There is good news that the Indian economy grew at the rate of 7.3 per cent in 2014-15, definitely an improvement to the 6.9 per cent growth rate the previous fincial year. What is significant is that both services and manufacturing sectors have done well this time, though the farm sector remained stagnt. The manufacturing sector rose by 7.1 per cent while fincial, real estate and professiol services registered a growth of 11.5 per cent. Of course, the country’s economy needs to grow faster at an annual rate of 9-10 per cent for at least a decade if the infrastructure is to improve substantially and poverty brought down to significant levels, as Fince minister Arun Jaitley has pointed out. India and Chi are now the fastest growing economies in the world with rates above 7 per cent. Enthused by the latest GDP numbers, the NDA government at the Centre has already claimed achieving an economic turround during its first year of rule, while the Congress has cried foul by accusing the Modi government of fincial jugglery to project higher growth figures. There is also confusion among economists about the growth figures itself with introduction of the new concept of Gross Value Added (GVA) as a measure of economic activity.
The low rates of capital formation in India with the government cutting expenditure to meet fiscal deficit targets, the bad loan burden of over Rs 3,00,000 crore on the banking system, the dismal earnings of the corporate sector, the farm and agricultural sector growing at a negligible 0.2 per cent — are other major areas of concern. The Reserve Bank is therefore likely to desist from any major rate cuts in its latest monetary policy to be announced on Tuesday next. But there is some continuing bad news which gives an idea of the gargantuan challenge before India to feed, clothe, house, educate and give other basic living facilities to its 125 crore (and growing) population. The country is home to a quarter of the world’s 79.46 crore hungry people, and has more undernourished people than Chi, according to the latest report on food insecurity published by the Food and Agricultural Organisation (FAO) of the United tions. India has 19.46 crore undernourished people, which is down from 21 crore in 1990-1992, but hardly creditable otherwise. While the extended food distribution programme has contributed to the overall decrease in the number of hungry and malnourished people in India, the FAO report tellingly says: “Higher economic growth has not been fully translated into higher food consumption, let alone better diets overall, suggesting that the poor and hungry may have failed to benefit much from overall growth.”

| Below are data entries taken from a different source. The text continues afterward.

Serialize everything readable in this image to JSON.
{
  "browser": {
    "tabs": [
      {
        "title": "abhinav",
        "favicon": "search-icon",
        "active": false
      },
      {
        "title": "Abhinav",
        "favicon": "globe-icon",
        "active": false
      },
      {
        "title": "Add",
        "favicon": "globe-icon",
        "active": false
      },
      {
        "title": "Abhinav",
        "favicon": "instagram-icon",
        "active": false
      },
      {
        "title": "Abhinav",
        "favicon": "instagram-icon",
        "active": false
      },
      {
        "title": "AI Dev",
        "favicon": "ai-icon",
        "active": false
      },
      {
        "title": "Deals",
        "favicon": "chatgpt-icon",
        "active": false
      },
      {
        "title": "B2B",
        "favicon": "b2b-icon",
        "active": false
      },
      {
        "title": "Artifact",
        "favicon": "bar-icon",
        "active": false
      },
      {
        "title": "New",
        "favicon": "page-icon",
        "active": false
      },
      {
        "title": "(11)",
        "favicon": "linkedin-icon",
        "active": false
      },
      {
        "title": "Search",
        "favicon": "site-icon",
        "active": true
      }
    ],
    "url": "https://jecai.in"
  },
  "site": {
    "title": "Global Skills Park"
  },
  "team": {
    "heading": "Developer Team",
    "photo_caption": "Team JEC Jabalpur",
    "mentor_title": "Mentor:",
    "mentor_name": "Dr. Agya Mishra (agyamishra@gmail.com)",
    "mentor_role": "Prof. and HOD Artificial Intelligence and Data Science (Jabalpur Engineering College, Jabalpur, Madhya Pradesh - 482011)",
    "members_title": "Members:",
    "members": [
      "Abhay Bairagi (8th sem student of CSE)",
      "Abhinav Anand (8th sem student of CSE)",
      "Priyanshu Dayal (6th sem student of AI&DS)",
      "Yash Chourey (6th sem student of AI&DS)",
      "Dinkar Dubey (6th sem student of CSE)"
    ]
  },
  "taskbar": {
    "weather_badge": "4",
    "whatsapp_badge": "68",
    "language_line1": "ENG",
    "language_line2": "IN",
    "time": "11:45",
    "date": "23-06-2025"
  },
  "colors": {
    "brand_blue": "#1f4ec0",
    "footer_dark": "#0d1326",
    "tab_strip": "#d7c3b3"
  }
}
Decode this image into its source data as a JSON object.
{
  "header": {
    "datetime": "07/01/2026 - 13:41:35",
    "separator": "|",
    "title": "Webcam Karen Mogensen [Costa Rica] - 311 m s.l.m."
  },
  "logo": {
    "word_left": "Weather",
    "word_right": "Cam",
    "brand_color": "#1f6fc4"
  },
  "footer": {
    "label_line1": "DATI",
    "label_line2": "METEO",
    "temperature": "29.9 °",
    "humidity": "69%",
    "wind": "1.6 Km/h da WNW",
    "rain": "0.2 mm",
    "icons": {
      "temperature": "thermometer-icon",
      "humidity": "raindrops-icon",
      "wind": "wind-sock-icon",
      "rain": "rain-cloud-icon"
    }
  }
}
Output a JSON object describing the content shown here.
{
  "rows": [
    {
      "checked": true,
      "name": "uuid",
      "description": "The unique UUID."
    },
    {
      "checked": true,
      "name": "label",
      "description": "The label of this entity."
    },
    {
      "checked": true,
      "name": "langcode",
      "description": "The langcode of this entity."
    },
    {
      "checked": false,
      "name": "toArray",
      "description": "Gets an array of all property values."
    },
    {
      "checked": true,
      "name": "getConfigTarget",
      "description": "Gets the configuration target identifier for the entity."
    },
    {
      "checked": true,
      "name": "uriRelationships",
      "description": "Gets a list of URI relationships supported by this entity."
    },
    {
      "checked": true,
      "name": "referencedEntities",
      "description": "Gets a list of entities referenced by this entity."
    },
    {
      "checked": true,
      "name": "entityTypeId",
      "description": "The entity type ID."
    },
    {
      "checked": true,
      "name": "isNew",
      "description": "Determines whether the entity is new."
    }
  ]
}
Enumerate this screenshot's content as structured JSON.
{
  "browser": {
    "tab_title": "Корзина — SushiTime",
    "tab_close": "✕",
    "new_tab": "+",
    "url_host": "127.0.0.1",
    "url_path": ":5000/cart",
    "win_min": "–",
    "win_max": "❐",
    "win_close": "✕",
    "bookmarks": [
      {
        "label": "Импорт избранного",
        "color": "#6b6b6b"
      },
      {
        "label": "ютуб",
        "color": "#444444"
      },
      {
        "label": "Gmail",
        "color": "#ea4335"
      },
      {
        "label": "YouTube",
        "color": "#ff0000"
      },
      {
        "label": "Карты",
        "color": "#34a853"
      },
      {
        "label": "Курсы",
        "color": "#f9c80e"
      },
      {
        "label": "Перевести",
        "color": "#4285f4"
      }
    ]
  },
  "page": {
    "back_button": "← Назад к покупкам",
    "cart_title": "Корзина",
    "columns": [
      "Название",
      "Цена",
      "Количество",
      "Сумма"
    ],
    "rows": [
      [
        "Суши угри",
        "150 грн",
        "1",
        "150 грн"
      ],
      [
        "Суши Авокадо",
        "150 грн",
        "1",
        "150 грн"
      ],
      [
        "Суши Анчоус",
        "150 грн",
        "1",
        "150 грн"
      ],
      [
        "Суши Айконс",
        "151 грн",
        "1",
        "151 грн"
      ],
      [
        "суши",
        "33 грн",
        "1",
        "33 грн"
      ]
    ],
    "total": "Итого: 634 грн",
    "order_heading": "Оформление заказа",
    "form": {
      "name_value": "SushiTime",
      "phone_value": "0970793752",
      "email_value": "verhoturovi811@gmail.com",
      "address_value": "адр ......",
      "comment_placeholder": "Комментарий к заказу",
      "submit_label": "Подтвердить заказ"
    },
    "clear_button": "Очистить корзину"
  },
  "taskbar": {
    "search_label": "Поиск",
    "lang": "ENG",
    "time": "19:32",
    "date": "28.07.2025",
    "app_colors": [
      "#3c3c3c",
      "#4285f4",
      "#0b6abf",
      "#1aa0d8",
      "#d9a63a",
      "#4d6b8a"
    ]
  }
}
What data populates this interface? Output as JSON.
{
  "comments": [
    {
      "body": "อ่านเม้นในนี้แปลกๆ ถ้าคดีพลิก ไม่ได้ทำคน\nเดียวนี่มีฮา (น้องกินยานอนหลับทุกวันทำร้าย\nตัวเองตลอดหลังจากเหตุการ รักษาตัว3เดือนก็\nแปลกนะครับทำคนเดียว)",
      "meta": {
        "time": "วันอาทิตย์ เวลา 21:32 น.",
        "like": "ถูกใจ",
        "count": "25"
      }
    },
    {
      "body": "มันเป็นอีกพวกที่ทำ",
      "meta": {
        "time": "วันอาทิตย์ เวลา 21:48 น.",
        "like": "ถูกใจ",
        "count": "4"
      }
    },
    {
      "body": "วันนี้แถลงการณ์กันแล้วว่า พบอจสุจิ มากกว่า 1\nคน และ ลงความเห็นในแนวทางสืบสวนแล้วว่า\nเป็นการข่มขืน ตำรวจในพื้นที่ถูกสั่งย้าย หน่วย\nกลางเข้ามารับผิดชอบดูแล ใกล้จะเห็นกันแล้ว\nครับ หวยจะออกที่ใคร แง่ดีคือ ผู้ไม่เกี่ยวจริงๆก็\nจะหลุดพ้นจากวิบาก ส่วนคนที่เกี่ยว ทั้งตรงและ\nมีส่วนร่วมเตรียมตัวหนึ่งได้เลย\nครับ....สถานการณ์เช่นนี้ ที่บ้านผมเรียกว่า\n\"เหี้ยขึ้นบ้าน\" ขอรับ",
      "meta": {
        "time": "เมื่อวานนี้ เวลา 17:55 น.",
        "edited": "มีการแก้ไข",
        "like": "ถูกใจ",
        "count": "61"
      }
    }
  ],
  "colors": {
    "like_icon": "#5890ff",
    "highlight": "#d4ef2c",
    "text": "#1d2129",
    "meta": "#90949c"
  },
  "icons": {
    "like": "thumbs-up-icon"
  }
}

India has also missed the target of halving its proportion of undernourished people by 2015, a target set in both the Millennium Development Goals (MDG) and the World Food Summit (WFS). With India making slow progress here, it is not expected to reach its target even by 2020. As for Chi which had 28.9 crore hungry people in 1990-1992, concerted action by the Communist government has brought it down to 13.38 crore in 2014-2016, a reduction by 60.9 per cent. Even Nepal, Bangladesh and Maldives have done better than India in meeting food insecurity targets set in the Millennium Development Goals. With 15.2 per cent of its population going hungry to bed every night, India cannot contemplate double-digit growth in a sustaible manner. It is therefore important to tackle the issue of hunger and malnutrition on a war-footing as part of the larger war against poverty. Slogans like ‘Acche Din’ will go the way of the discredited ‘Rising India’, if enclaves of Indian prosperity keep coming up against the vast backwardness of Bharat — missing out on growth that refuses to be inclusive. The NDA government has to get over its ambivalence with the tiol Food Security Act (NFSA) started by its predecessor, and move forcefully to implement it after plugging its gaps. As for States like Assam, Bihar, West Bengal and Jharkhand where the public distribution service (PDS) is badly leaking and languishing, it is imperative for their governments to get their acts together and work earnestly to feed the people. a